• [Task]: What lines in this listing contain the string "section"? Report each one by copying it.

• [Extracted data]:
Content starts
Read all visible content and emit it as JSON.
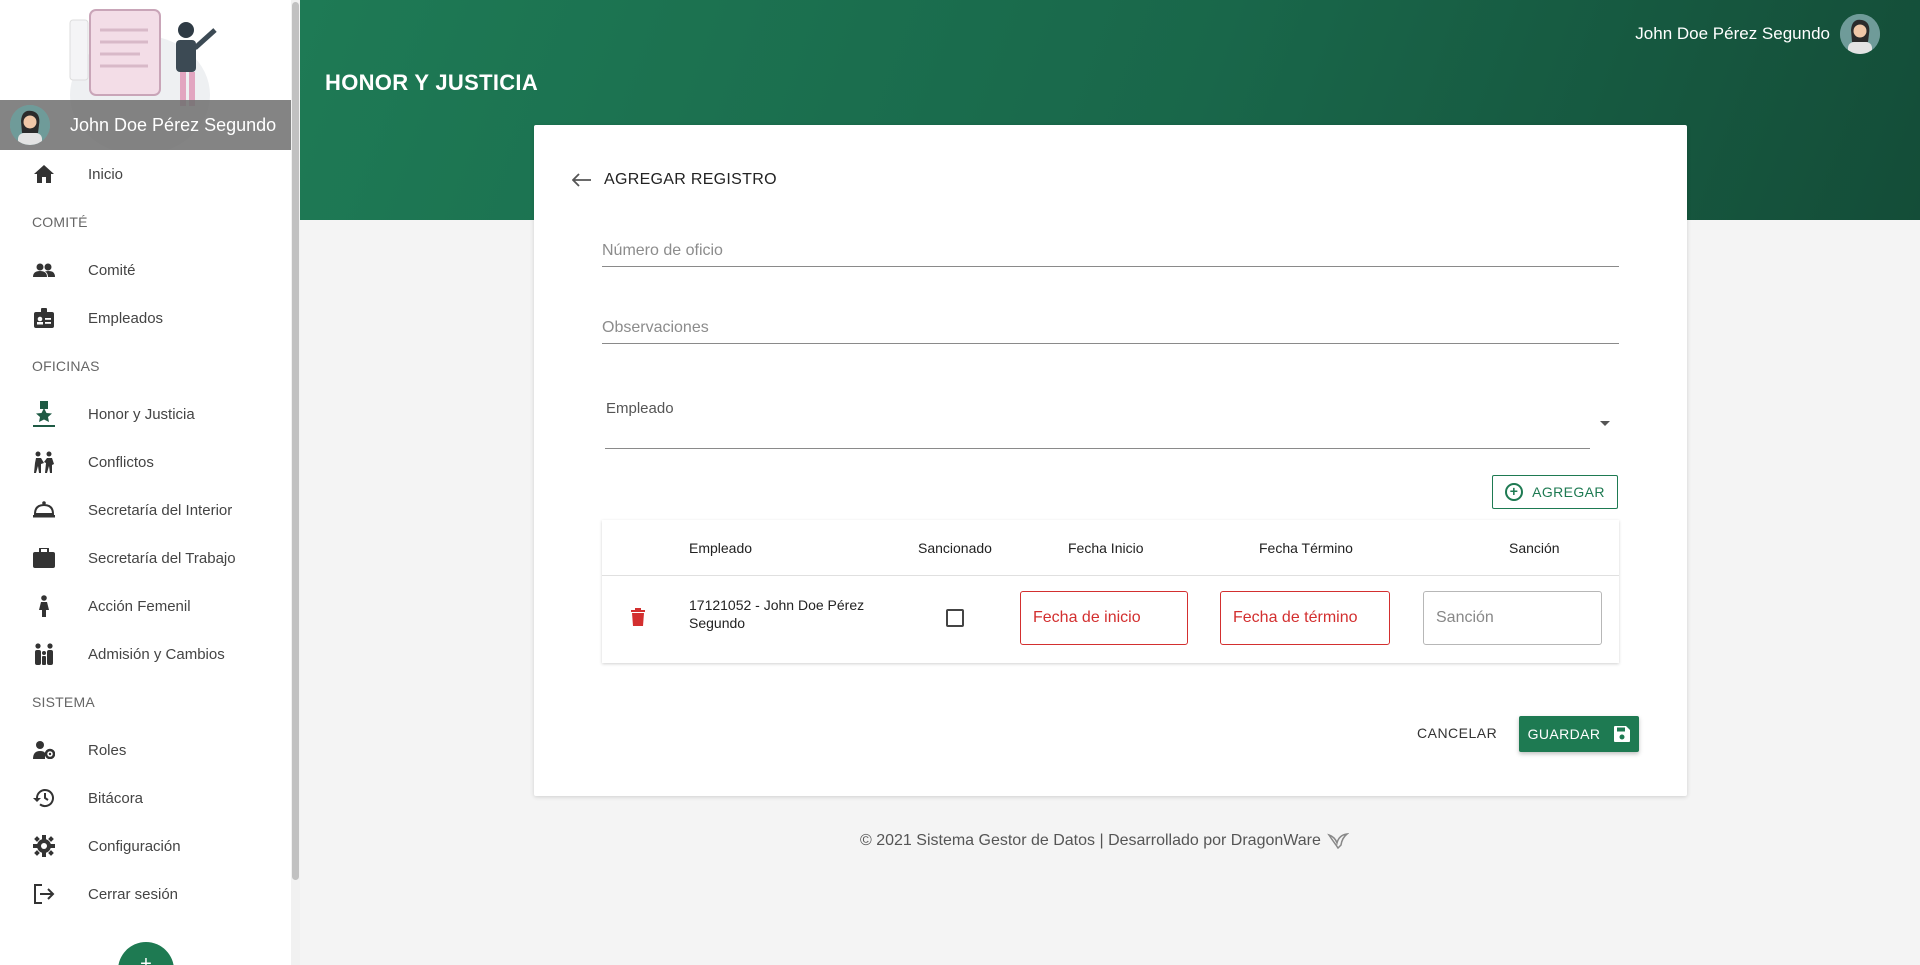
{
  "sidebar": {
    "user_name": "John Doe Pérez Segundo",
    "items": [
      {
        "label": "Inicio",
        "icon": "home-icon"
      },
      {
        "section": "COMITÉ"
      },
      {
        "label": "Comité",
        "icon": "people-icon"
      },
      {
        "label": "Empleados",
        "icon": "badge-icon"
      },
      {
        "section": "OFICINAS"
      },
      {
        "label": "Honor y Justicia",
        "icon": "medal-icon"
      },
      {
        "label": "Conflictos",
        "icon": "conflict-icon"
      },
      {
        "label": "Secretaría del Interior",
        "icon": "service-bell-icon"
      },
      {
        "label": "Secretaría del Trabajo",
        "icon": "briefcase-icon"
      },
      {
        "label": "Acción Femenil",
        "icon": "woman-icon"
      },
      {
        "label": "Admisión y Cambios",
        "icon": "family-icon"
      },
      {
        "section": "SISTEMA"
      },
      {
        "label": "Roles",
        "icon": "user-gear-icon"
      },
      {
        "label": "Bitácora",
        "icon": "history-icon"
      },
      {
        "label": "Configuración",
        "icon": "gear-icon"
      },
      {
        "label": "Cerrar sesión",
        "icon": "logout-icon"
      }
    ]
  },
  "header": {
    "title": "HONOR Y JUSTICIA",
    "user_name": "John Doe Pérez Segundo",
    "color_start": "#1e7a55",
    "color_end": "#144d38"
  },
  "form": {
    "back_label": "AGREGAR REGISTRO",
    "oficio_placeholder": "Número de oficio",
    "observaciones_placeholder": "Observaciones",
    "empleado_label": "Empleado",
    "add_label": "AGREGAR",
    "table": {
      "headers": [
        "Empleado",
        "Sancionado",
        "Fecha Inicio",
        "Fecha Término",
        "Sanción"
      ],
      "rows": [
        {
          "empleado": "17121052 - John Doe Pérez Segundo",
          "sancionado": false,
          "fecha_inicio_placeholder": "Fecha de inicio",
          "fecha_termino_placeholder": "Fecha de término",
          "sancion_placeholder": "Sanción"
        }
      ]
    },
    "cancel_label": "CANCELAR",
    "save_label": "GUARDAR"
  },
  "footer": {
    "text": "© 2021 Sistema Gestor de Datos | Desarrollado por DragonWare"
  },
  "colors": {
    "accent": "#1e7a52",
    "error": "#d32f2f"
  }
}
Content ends
• [Answer below]:
        "section": "COMITÉ"
        "section": "OFICINAS"
        "section": "SISTEMA"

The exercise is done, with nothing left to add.